Both China and Russia are not the signatories of the statement.
Although many Western nations at the UN have signed the statement, the United States is not one of them. Washington, which seems to prioritize its counter-terrorism cooperation with the Taliban, has tried to distance itself from issues such as human rights that would undermine its national-security-based engagement with the regime in Kabul.
In his address to the UN General Assembly this year, President Joe Biden preferred not to mention the crisis in Afghanistan at all. Yesterday, the House Chair of the Foreign Affairs Committee Michael McCaul said that the Biden Administration is downplaying the risk of terrorism in Afghanistan, particularly the Taliban’s continued ties with Al-Qaeda and other terrorist groups.
The Taliban are yet to respond to the collective call that asks them to let women and girls play an equal part in the country’s socio-economic development. However, in previous instances, the regimes tried to exonerate themselves by claiming that some of the restrictions are temporary and that their behavior stems from the country’s culture, thus calling such demands as interference in their domestic affairs.
Since August 2021, the Taliban has gradually implemented a complete ban on women’s public life, barring them from accessing education, employment, entertainment, and traveling.
Although the group says their restrictive edicts are to implement Islamic laws, no Islamic country in the world practices Taliban’s governance model nor has any of them thus far supported the group’s treatment of women. The UAE, which has spearheaded the joint statement and is the penholder on Afghanistan file at the UN Security Council, is among many Muslim nations who have demanded the Taliban to allow girls to attend secondary schools and join the workforce.
Human rights organizations believe that the Taliban’s treatment of women could constitute a ‘gender apartheid’, a structural categorization that can be investigated and tried in the International Court under the Rome Statute. At the recent UN Security Council Meeting on Afghanistan, Karima Bennoune, the former UN Special Rapporteur for Cultural Rights said the Taliban’s behavior qualifies as gender apartheid and the international community must take action against it.

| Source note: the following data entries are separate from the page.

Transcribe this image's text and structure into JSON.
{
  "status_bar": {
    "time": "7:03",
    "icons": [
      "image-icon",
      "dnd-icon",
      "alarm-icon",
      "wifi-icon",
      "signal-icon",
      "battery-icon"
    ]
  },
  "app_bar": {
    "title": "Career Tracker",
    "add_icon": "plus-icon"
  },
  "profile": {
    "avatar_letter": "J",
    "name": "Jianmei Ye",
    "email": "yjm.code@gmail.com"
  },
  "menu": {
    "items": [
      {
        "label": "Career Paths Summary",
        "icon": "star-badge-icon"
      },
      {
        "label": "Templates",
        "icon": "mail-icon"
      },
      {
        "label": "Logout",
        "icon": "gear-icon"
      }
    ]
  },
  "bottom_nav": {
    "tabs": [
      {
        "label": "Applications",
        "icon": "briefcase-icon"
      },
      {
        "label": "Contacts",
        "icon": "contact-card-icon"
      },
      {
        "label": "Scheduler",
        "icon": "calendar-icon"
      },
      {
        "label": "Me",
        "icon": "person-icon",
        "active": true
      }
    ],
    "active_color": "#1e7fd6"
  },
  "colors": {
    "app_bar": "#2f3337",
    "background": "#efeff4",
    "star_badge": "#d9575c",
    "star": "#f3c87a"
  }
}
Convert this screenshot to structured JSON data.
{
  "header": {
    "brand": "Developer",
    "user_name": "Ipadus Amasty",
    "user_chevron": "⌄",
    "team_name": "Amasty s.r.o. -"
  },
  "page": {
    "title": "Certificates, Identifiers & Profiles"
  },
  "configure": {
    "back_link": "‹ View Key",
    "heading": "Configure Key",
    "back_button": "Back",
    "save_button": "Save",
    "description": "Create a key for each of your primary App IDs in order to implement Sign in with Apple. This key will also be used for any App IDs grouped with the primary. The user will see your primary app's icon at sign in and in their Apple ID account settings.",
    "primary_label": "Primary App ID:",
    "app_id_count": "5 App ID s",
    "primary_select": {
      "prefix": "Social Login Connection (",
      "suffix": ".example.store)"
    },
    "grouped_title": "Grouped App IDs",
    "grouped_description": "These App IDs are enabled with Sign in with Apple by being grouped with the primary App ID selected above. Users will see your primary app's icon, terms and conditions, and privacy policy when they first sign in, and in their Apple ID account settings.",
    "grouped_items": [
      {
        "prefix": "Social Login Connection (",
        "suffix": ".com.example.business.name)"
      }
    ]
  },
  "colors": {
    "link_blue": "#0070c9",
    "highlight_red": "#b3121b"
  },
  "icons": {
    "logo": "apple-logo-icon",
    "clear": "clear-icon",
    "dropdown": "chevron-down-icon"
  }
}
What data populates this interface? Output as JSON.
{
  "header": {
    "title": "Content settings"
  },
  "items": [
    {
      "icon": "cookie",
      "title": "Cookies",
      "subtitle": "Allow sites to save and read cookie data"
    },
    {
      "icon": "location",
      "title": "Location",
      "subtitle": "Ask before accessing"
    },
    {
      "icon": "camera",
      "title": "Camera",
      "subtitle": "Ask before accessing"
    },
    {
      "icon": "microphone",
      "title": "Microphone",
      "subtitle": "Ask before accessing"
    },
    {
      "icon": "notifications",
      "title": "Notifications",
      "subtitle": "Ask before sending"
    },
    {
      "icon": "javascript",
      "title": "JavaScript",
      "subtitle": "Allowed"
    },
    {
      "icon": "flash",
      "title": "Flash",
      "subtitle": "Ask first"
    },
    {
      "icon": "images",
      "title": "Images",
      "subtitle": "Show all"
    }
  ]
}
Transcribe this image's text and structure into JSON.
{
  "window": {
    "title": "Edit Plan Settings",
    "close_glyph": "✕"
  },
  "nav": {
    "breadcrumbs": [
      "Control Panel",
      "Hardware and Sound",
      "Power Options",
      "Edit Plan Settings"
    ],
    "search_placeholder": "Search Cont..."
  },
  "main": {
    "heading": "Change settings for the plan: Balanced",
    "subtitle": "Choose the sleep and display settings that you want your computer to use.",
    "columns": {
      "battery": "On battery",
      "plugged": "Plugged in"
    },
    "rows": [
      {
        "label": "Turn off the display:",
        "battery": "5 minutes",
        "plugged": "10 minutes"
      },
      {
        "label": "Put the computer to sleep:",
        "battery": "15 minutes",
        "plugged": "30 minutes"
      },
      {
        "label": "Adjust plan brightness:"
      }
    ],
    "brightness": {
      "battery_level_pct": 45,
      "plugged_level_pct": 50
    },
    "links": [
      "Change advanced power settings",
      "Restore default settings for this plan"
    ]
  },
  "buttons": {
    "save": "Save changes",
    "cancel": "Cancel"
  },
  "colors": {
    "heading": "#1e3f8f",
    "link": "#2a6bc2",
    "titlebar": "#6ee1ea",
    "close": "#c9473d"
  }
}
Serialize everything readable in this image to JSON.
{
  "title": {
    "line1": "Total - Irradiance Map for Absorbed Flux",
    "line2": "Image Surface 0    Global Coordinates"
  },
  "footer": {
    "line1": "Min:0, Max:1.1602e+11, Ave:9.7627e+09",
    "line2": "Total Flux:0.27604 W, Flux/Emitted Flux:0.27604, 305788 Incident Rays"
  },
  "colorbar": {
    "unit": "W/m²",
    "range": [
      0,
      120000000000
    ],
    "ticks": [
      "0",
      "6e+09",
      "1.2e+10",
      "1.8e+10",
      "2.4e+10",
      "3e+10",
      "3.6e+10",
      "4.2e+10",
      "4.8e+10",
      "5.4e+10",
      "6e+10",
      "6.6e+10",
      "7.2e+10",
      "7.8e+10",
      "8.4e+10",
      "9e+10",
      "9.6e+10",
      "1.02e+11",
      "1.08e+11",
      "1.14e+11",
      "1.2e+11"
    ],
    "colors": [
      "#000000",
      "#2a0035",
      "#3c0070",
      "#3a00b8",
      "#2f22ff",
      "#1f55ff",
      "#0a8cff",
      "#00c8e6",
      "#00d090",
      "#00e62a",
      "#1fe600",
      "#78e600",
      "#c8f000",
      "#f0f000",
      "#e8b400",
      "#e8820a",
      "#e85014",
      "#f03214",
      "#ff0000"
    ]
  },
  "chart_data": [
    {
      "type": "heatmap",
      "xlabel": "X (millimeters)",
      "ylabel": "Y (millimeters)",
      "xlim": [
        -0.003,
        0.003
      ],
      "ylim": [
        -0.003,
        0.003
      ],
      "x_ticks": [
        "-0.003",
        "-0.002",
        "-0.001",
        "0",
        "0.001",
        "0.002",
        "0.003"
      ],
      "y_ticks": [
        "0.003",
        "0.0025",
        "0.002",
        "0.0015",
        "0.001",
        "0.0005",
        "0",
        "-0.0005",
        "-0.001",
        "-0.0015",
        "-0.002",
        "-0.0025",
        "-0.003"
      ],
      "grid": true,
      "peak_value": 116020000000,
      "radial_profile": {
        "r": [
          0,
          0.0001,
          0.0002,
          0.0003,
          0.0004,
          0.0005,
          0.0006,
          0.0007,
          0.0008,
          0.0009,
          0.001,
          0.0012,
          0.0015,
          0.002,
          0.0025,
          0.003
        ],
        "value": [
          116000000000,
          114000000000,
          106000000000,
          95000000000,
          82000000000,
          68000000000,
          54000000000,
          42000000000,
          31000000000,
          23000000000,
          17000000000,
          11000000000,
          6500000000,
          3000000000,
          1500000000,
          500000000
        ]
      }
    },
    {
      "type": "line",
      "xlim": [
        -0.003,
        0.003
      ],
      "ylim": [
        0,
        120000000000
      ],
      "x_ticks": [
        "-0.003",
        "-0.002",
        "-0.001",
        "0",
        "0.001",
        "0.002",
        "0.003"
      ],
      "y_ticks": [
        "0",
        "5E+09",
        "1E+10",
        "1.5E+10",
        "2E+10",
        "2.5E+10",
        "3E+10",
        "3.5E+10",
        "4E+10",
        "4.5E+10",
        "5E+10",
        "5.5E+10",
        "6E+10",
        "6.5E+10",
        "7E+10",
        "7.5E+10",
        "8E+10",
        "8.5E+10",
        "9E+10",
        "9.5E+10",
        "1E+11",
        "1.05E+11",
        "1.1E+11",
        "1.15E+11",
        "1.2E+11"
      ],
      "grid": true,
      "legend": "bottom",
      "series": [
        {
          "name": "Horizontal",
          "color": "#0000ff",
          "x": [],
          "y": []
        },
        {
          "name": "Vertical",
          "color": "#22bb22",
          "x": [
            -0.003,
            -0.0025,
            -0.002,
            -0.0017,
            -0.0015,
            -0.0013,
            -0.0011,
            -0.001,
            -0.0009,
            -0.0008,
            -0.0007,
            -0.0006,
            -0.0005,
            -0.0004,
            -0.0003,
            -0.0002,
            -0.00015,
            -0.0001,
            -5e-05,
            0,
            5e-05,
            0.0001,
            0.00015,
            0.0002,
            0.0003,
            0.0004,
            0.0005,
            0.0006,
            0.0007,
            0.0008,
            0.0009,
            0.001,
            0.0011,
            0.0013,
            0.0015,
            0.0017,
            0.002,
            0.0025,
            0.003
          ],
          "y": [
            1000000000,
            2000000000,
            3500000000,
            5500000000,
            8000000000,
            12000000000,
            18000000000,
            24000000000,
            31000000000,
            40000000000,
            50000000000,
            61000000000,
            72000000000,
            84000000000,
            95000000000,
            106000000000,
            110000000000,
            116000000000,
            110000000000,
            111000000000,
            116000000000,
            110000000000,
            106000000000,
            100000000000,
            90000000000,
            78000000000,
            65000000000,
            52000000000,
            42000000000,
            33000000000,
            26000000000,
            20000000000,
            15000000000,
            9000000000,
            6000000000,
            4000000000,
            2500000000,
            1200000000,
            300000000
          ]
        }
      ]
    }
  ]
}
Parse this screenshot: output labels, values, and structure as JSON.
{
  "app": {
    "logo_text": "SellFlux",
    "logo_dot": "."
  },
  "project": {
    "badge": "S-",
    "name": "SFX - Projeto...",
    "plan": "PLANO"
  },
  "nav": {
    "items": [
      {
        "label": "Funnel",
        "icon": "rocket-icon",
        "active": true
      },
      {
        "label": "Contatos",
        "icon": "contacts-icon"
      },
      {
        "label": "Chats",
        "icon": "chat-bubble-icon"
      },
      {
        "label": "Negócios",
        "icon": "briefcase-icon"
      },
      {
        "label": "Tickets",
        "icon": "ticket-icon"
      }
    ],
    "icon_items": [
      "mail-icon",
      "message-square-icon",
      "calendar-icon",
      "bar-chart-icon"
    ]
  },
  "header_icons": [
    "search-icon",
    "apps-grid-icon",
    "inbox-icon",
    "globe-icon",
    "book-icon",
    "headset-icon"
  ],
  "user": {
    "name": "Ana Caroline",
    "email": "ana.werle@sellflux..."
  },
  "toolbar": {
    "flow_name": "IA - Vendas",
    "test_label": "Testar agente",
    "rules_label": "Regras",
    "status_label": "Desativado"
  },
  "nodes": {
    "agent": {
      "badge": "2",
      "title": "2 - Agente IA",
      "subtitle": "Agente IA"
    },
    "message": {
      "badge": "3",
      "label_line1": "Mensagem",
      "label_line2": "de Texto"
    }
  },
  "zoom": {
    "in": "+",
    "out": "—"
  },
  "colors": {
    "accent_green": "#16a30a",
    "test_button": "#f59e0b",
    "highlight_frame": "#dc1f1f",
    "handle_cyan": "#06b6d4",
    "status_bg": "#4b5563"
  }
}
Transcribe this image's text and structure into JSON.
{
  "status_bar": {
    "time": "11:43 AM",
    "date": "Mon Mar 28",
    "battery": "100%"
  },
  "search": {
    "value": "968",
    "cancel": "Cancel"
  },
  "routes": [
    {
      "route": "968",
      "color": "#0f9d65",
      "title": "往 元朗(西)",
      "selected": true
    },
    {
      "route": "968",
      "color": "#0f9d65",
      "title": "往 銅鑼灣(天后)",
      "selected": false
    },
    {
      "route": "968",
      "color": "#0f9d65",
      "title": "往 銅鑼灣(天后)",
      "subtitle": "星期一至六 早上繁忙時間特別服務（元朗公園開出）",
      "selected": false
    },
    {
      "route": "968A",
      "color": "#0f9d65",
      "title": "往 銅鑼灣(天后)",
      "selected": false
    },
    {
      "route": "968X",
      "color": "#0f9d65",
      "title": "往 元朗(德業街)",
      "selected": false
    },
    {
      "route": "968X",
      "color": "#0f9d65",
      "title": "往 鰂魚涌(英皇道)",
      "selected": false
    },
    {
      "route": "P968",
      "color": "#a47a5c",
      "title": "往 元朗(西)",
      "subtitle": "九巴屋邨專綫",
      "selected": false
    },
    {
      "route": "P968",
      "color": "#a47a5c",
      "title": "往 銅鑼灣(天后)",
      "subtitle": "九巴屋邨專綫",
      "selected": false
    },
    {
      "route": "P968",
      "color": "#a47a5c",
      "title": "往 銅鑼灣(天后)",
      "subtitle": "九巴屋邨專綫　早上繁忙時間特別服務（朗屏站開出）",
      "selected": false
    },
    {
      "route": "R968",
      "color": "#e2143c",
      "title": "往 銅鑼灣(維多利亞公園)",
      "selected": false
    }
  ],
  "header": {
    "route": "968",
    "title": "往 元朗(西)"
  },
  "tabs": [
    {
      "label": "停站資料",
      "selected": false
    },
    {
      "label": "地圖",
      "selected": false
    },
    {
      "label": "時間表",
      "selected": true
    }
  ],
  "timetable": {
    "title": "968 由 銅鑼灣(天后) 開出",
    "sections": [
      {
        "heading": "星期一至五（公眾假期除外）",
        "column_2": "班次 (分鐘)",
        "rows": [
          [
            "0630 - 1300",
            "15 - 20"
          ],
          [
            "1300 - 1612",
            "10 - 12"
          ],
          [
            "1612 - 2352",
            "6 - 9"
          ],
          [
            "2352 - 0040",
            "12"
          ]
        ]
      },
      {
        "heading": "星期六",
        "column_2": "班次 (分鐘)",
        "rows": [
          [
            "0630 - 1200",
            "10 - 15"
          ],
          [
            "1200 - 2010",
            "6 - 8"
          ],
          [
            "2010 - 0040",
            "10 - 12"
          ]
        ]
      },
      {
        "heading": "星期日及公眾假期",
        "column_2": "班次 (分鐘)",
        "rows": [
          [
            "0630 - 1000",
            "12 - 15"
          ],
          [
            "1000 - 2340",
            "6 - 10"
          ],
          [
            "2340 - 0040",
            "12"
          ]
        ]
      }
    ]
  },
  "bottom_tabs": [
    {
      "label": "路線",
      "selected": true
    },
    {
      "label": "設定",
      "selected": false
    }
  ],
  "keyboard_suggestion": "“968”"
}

A recent Human Rights Watch (HRW) report, published in early September, also argued that the watchdog, based on two years of research and analysis, concluded that the Taliban’s policies towards women can be categorized as ‘crimes against humanity of gender persecution’ and urged the ICC to investigate it.
The UN Special Rapporteur for Human Rights in Afghanistan, Richard Bennett, has repeatedly said the regime’s persecution of women in Afghanistan is ‘systematic’. In a joint report with the UN Working Group in June, Mr. Bennett highlighted the dire situation of human rights under the Taliban, particularly the widespread and systematic discrimination against women and girls. The report documented that between September 2021 and May 2023, the Taliban imposed over 50 edicts against women and girls.
The humanitarian and economic crisis in Afghanistan has exacerbated the suffering and exclusion of women in Afghanistan caused by the Taliban’s policies. Speaking at the UN Security Council, the head of UN Women said that their findings show a robust increase in mental health issues among women directly related to their oppression by the Taliban and their exclusion from public life. In recent months, reports of suicide by women and severe depression have increased across Afghanistan.
Although the 80 countries have vowed to stand united and firmly with the women of Afghanistan until their rights have been fully restored, the likelihood of the regime in Kabul paying attention to such statements is very low.
The international community initially welcomed the Taliban’s short-lived tolerance of civic space, including women’s participation in public life and free media, but the group gradually brought back the same restrictions it had imposed on the population during the 1990s, ignoring the international chagrin.